> _INSTRUCTIONS FOR THE TASK_: Pull every line that includes the word "JSON" from the data.

Element data from apps and pages
• • • •

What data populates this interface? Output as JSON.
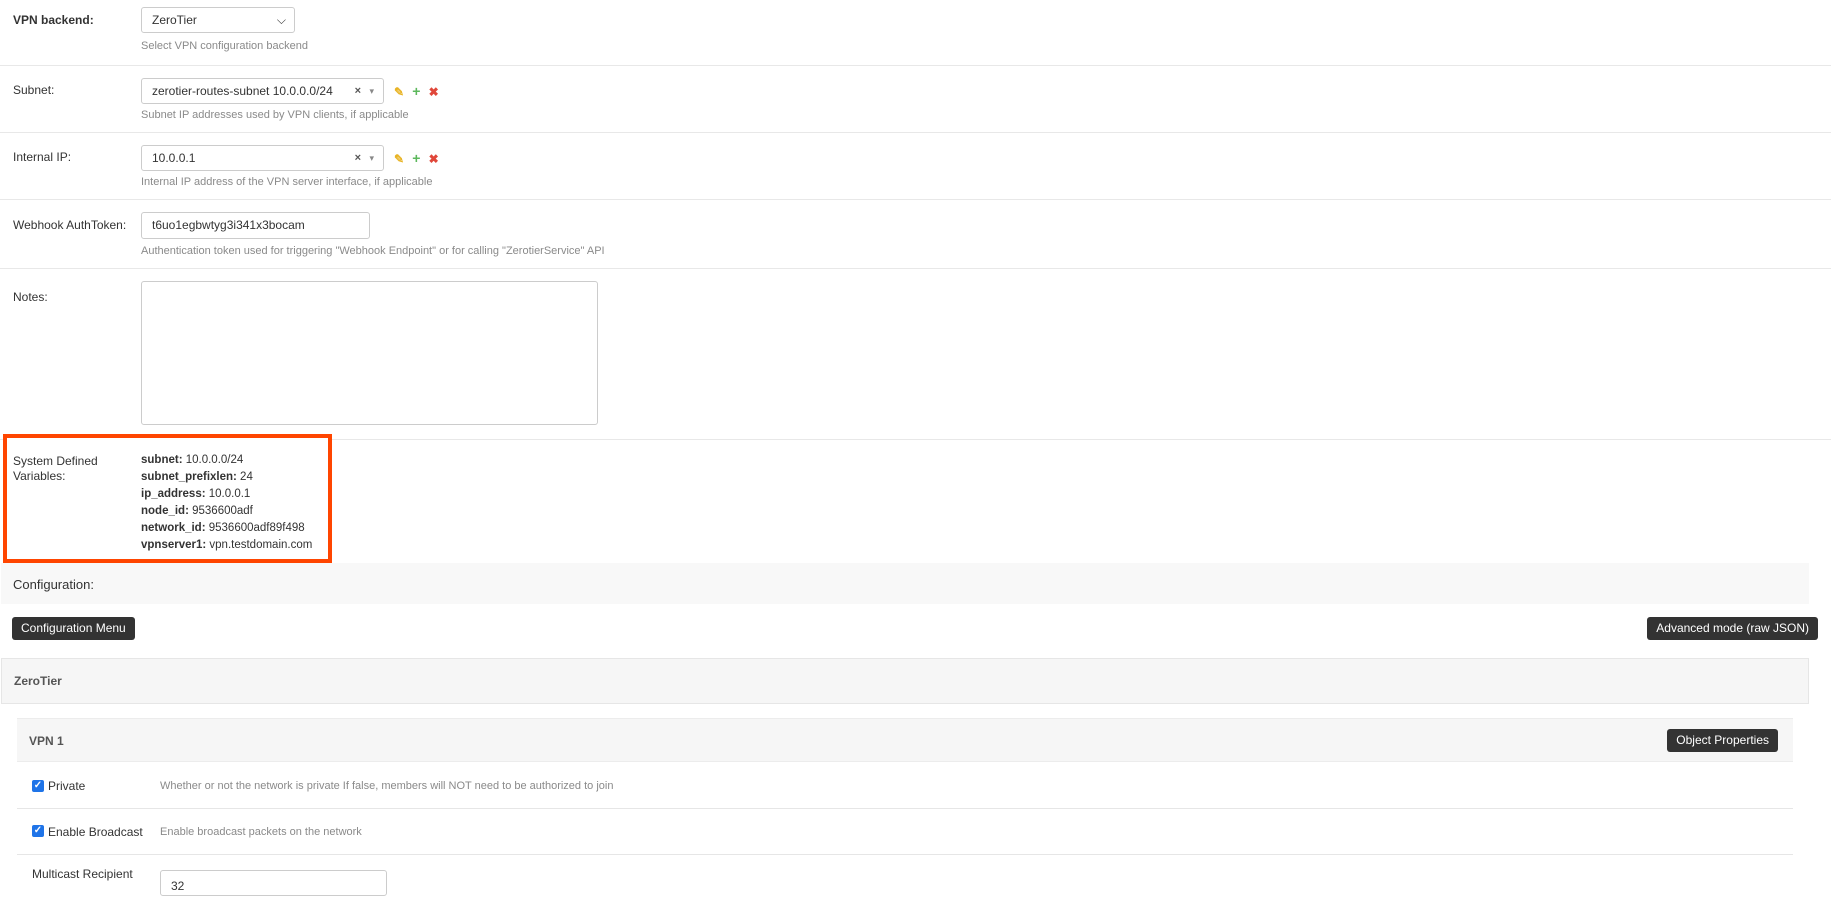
{
  "form": {
    "vpn_backend": {
      "label": "VPN backend:",
      "value": "ZeroTier",
      "help": "Select VPN configuration backend"
    },
    "subnet": {
      "label": "Subnet:",
      "value": "zerotier-routes-subnet 10.0.0.0/24",
      "help": "Subnet IP addresses used by VPN clients, if applicable"
    },
    "internal_ip": {
      "label": "Internal IP:",
      "value": "10.0.0.1",
      "help": "Internal IP address of the VPN server interface, if applicable"
    },
    "webhook": {
      "label": "Webhook AuthToken:",
      "value": "t6uo1egbwtyg3i341x3bocam",
      "help": "Authentication token used for triggering \"Webhook Endpoint\" or for calling \"ZerotierService\" API"
    },
    "notes": {
      "label": "Notes:",
      "value": ""
    },
    "related_icons": {
      "edit": "✎",
      "add": "+",
      "delete": "✖"
    },
    "select_clear": "×",
    "select_arrow": "▾",
    "select_chevron": "⌄"
  },
  "system_vars": {
    "label_line1": "System Defined",
    "label_line2": "Variables:",
    "items": [
      {
        "key": "subnet:",
        "value": " 10.0.0.0/24"
      },
      {
        "key": "subnet_prefixlen:",
        "value": " 24"
      },
      {
        "key": "ip_address:",
        "value": " 10.0.0.1"
      },
      {
        "key": "node_id:",
        "value": " 9536600adf"
      },
      {
        "key": "network_id:",
        "value": " 9536600adf89f498"
      },
      {
        "key": "vpnserver1:",
        "value": " vpn.testdomain.com"
      }
    ],
    "highlight_color": "#ff4500"
  },
  "configuration": {
    "header": "Configuration:",
    "menu_button": "Configuration Menu",
    "advanced_button": "Advanced mode (raw JSON)",
    "section_title": "ZeroTier",
    "vpn": {
      "title": "VPN 1",
      "object_properties_button": "Object Properties",
      "private": {
        "label": "Private",
        "checked": true,
        "help": "Whether or not the network is private If false, members will NOT need to be authorized to join"
      },
      "enable_broadcast": {
        "label": "Enable Broadcast",
        "checked": true,
        "help": "Enable broadcast packets on the network"
      },
      "multicast": {
        "label": "Multicast Recipient",
        "value": "32"
      }
    }
  }
}
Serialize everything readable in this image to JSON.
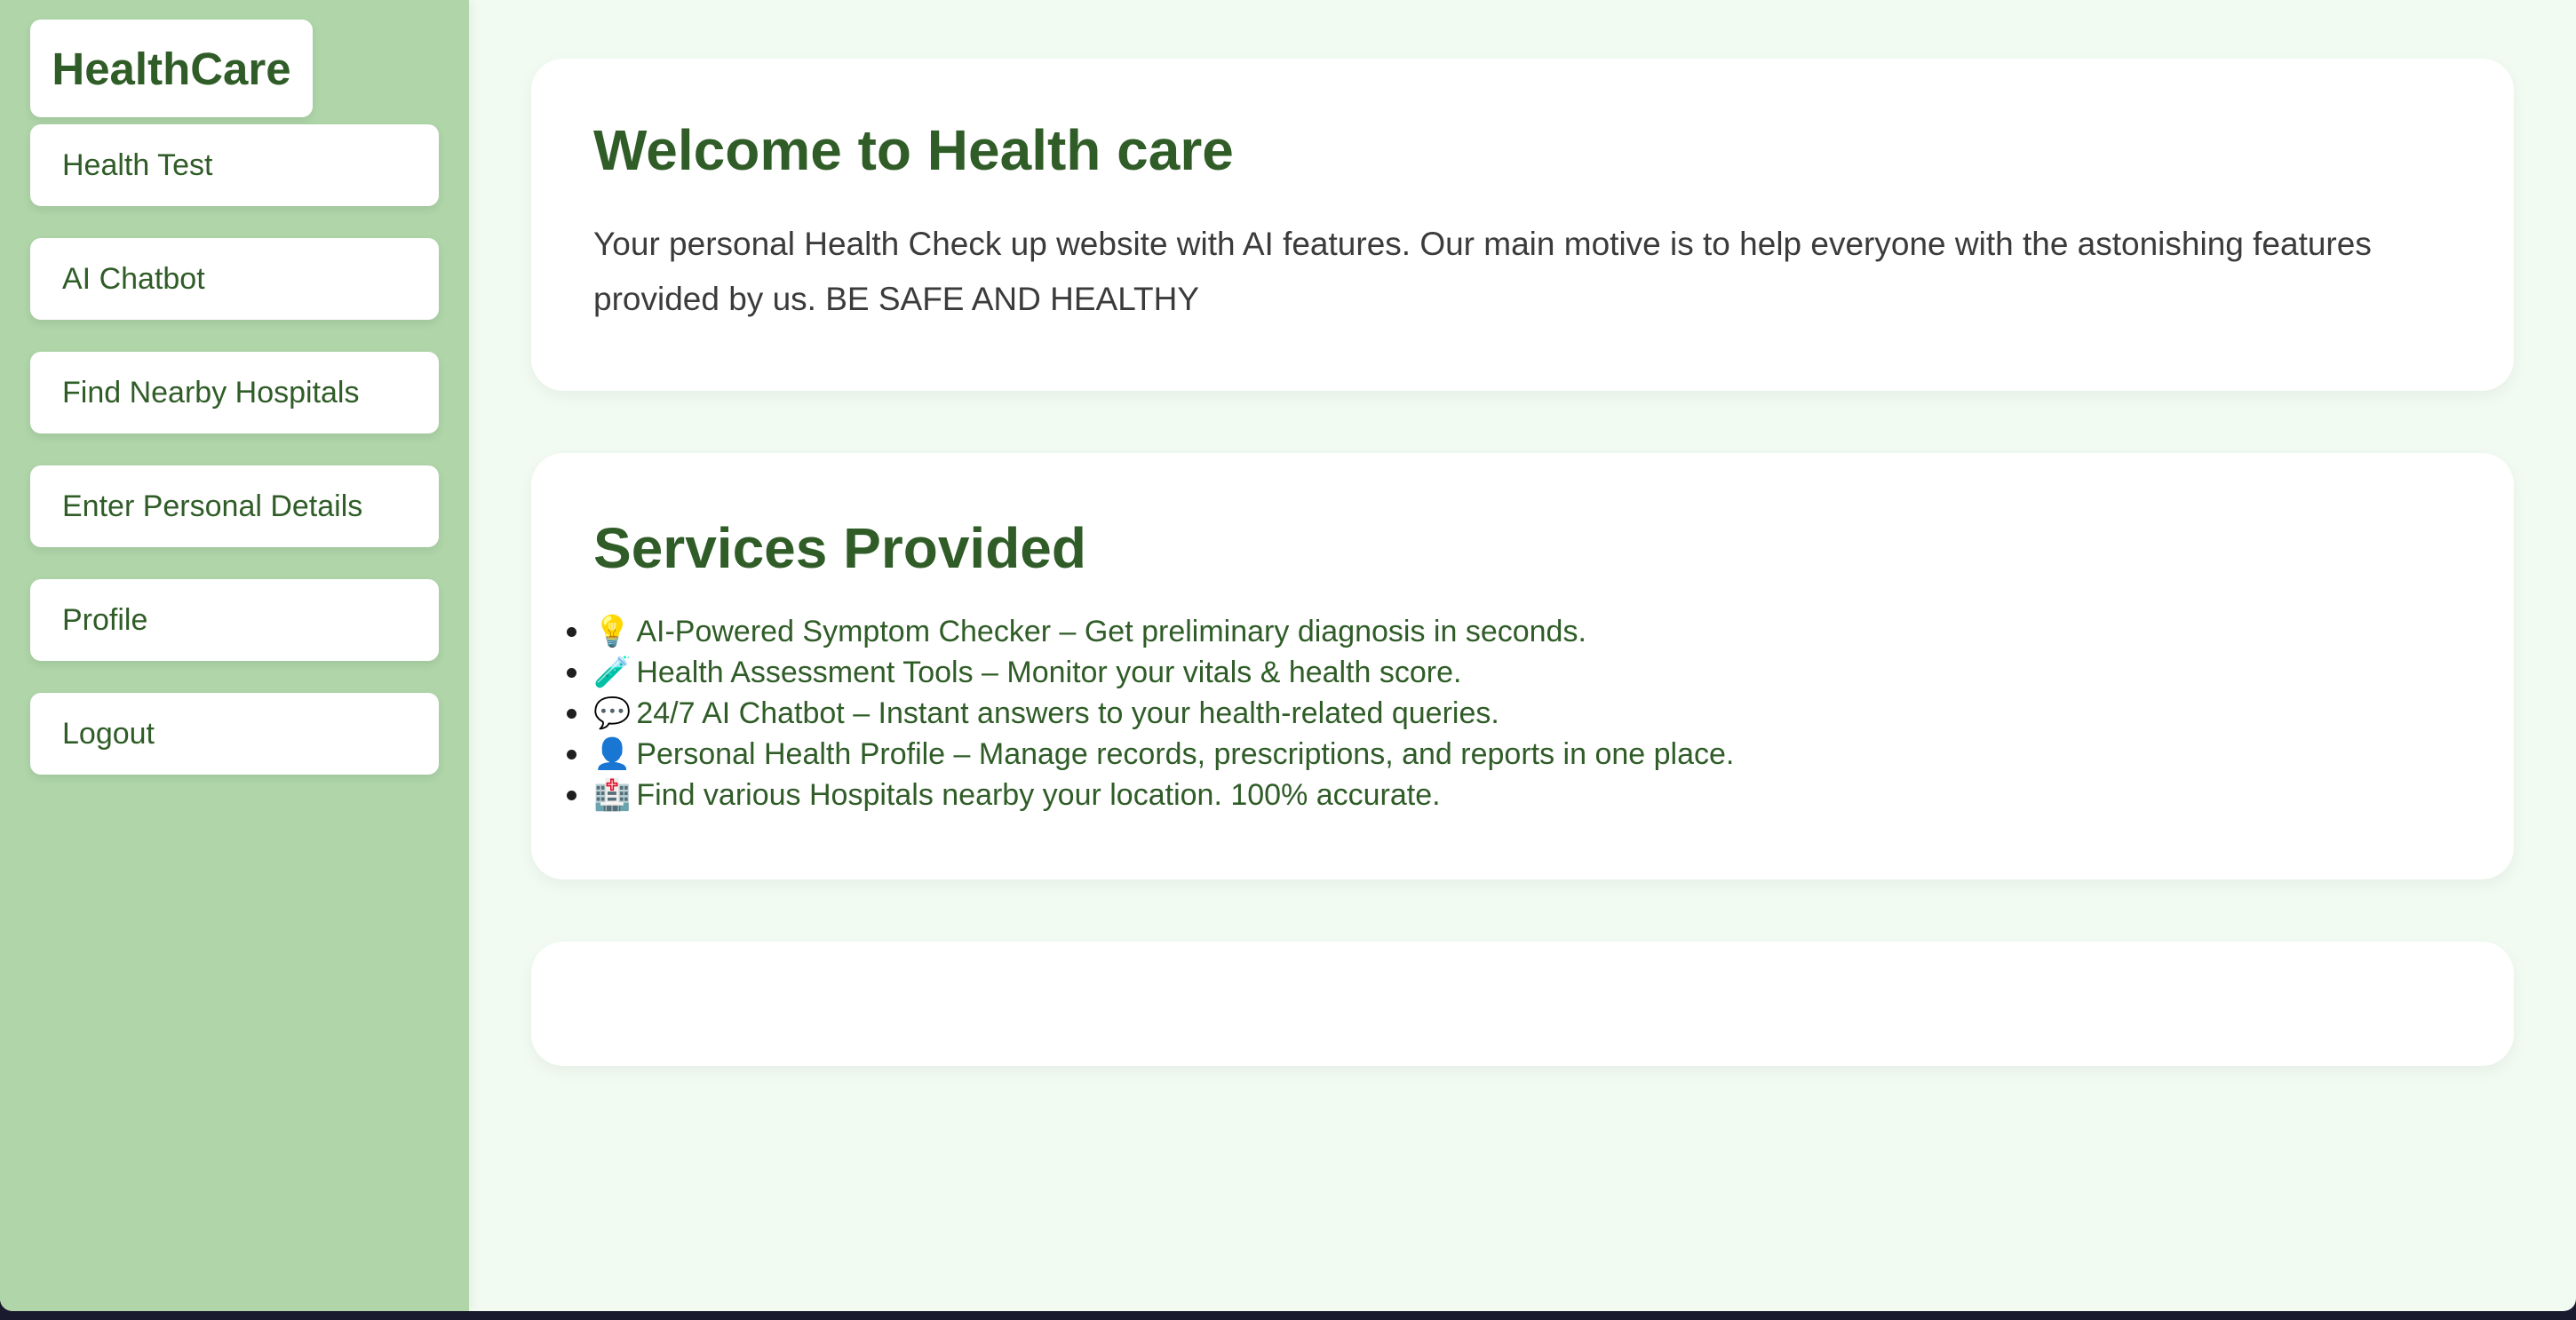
{
  "sidebar": {
    "brand": "HealthCare",
    "items": [
      {
        "label": "Health Test"
      },
      {
        "label": "AI Chatbot"
      },
      {
        "label": "Find Nearby Hospitals"
      },
      {
        "label": "Enter Personal Details"
      },
      {
        "label": "Profile"
      },
      {
        "label": "Logout"
      }
    ]
  },
  "welcome": {
    "title": "Welcome to Health care",
    "text": "Your personal Health Check up website with AI features. Our main motive is to help everyone with the astonishing features provided by us. BE SAFE AND HEALTHY"
  },
  "services": {
    "title": "Services Provided",
    "items": [
      {
        "emoji": "💡",
        "icon": "lightbulb-icon",
        "text": "AI-Powered Symptom Checker – Get preliminary diagnosis in seconds."
      },
      {
        "emoji": "🧪",
        "icon": "test-tube-icon",
        "text": "Health Assessment Tools – Monitor your vitals & health score."
      },
      {
        "emoji": "💬",
        "icon": "speech-bubble-icon",
        "text": "24/7 AI Chatbot – Instant answers to your health-related queries."
      },
      {
        "emoji": "👤",
        "icon": "user-silhouette-icon",
        "text": "Personal Health Profile – Manage records, prescriptions, and reports in one place."
      },
      {
        "emoji": "🏥",
        "icon": "hospital-icon",
        "text": "Find various Hospitals nearby your location. 100% accurate."
      }
    ]
  },
  "colors": {
    "sidebar_bg": "#afd5a9",
    "page_bg": "#f1fbf2",
    "accent": "#2f5c27",
    "body_text": "#3b3b3b"
  }
}
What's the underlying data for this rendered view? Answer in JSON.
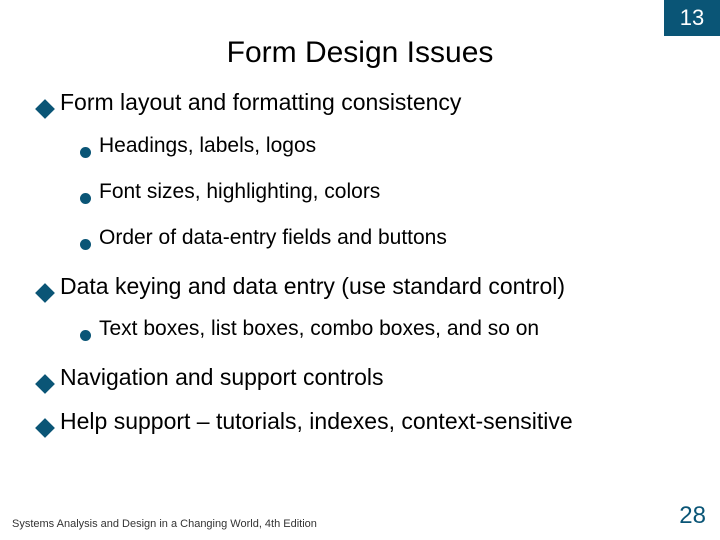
{
  "chapter_number": "13",
  "title": "Form Design Issues",
  "bullets": [
    {
      "text": "Form layout and formatting consistency",
      "sub": [
        "Headings, labels, logos",
        "Font sizes, highlighting, colors",
        "Order of data-entry fields and buttons"
      ]
    },
    {
      "text": "Data keying and data entry (use standard control)",
      "sub": [
        "Text boxes, list boxes, combo boxes, and so on"
      ]
    },
    {
      "text": "Navigation and support controls",
      "sub": []
    },
    {
      "text": "Help support – tutorials, indexes, context-sensitive",
      "sub": []
    }
  ],
  "footer_text": "Systems Analysis and Design in a Changing World, 4th Edition",
  "page_number": "28",
  "colors": {
    "accent": "#0a5576"
  }
}
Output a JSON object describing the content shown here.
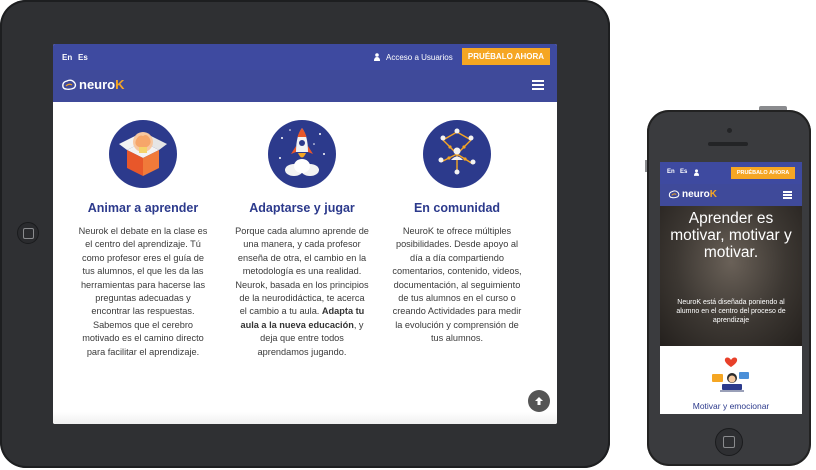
{
  "tablet": {
    "topbar": {
      "lang_en": "En",
      "lang_es": "Es",
      "access_label": "Acceso a Usuarios",
      "try_button": "PRUÉBALO AHORA"
    },
    "nav": {
      "logo_text": "neuro",
      "logo_k": "K"
    },
    "columns": [
      {
        "title": "Animar a aprender",
        "icon": "brain-box-icon",
        "text": "Neurok el debate en la clase es el centro del aprendizaje. Tú como profesor eres el guía de tus alumnos, el que les da las herramientas para hacerse las preguntas adecuadas y encontrar las respuestas. Sabemos que el cerebro motivado es el camino directo para facilitar el aprendizaje."
      },
      {
        "title": "Adaptarse y jugar",
        "icon": "rocket-icon",
        "text_before": "Porque cada alumno aprende de una manera, y cada profesor enseña de otra, el cambio en la metodología es una realidad. Neurok, basada en los principios de la neurodidáctica, te acerca el cambio a tu aula. ",
        "text_bold": "Adapta tu aula a la nueva educación",
        "text_after": ", y deja que entre todos aprendamos jugando."
      },
      {
        "title": "En comunidad",
        "icon": "community-network-icon",
        "text": "NeuroK te ofrece múltiples posibilidades. Desde apoyo al día a día compartiendo comentarios, contenido, videos, documentación, al seguimiento de tus alumnos en el curso o creando Actividades para medir la evolución y comprensión de tus alumnos."
      }
    ],
    "scroll_top_icon": "arrow-up-icon"
  },
  "phone": {
    "topbar": {
      "lang_en": "En",
      "lang_es": "Es",
      "try_button": "PRUÉBALO AHORA"
    },
    "nav": {
      "logo_text": "neuro",
      "logo_k": "K"
    },
    "hero": {
      "title": "Aprender es motivar, motivar y motivar.",
      "text": "NeuroK está diseñada poniendo al alumno en el centro del proceso de aprendizaje"
    },
    "section_title": "Motivar y emocionar"
  },
  "colors": {
    "topbar": "#3e4aa0",
    "accent": "#f5a623",
    "heading": "#2c3a8c",
    "device": "#2f3033"
  }
}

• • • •

> _RESPONSE FOR THIS EXERCISE_:
What data populates this interface? Output as JSON.
    "advanced_button": "Advanced mode (raw JSON)",
Serialize everything readable in this image to JSON.
What's the underlying data for this rendered view? Answer in JSON.
Output a JSON object describing the content shown here.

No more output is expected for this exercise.